When Austin was 11 months old we found out I was naturally pregnant. After everything we had been through it felt like the fairytale ending to complete our family. Sadly an early scan at 7.5 weeks revealed a blighted ovum, a pregnancy sac but no embryo inside. We had a torturous week waiting to have another scan but after a heavy bleed and a visit to the Early Pregnancy Unit a miscarriage was confirmed. I was devastated and truly heartbroken.

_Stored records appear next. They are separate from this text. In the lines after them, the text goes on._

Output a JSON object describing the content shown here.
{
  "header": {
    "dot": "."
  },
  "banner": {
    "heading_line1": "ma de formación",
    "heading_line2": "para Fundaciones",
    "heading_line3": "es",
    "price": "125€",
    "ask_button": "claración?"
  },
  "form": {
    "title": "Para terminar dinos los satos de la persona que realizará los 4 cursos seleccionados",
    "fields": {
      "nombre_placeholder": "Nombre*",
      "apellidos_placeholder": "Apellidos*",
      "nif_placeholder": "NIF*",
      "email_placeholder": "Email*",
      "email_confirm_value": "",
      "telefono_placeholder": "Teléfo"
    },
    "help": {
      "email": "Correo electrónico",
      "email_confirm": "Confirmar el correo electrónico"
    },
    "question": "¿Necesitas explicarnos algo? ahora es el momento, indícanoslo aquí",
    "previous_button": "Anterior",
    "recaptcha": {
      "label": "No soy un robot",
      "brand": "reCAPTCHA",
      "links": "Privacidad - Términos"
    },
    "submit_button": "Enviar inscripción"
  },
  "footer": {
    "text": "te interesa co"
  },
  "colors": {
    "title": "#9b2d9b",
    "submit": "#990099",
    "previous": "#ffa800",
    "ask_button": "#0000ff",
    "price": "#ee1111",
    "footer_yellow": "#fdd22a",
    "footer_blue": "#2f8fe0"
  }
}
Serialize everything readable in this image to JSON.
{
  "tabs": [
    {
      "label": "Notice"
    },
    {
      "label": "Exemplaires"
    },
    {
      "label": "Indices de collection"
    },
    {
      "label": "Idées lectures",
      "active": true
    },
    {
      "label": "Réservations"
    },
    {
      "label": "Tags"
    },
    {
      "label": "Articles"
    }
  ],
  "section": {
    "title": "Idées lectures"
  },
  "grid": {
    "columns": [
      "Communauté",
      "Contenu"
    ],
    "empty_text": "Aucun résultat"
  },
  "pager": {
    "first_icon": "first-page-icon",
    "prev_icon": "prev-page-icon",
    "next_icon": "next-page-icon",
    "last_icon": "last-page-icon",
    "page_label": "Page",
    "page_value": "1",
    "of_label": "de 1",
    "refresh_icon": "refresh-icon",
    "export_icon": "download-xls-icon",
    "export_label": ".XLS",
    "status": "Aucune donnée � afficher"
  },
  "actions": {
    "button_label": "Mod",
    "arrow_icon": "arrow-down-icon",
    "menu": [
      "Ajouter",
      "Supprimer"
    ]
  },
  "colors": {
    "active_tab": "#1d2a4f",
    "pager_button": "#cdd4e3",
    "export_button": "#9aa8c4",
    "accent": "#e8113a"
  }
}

We decided to try IVF again and use our frozen embryos stored from our fresh cycle. A few months after our first miscarriage we transferred one embryo and were thrilled to see a positive pregnancy test a week later. Very sadly soon after, I started bleeding and our second loss was confirmed. You try and stay positive and full of hope but baby loss was another dimension now added to our infertility and I am not ashamed to say I really struggled. Somehow we moved on to another embryo transfer only to endure another chemical pregnancy (miscarriage under 5 weeks). This was our third miscarriage in 18 months.
There is a dark and lonely side to infertility but I've spent the last 2 years part of an amazing online community within Instagram of both men and women TTC (trying to conceive). The statistics show that 1 in 6 will deal with infertility and 1 in 4 will encounter miscarriage. This is a huge part of the population who are possibly suffering alone, feeling both ashamed and isolated (like I was). I have seen first hand how inspiring and supportive the online community can be and I have found so much strength from sharing our battle with infertility and in turn hope it can helping others cope too.
Through my blog and writing I've met so many inspiration people and feel lucky to part of such a supportive community. Infertility feels very much at the forefront right now, many wonderful campaigns fighting loud and proud with the message that everyone deserves the right to start a family. We have to keep talking, we have to keep sharing so that we can break the silence around infertility and baby loss and allow a voice to those that so desperately need to feel heard. I feel so passionate about raising awareness for both Primary and Secondary Infertility and as our journey continues I feel privileged to have this platform to help others
Read more about Kate's journey here, and join us for her next post where she shares advice on how to cope, and charities on hand to help.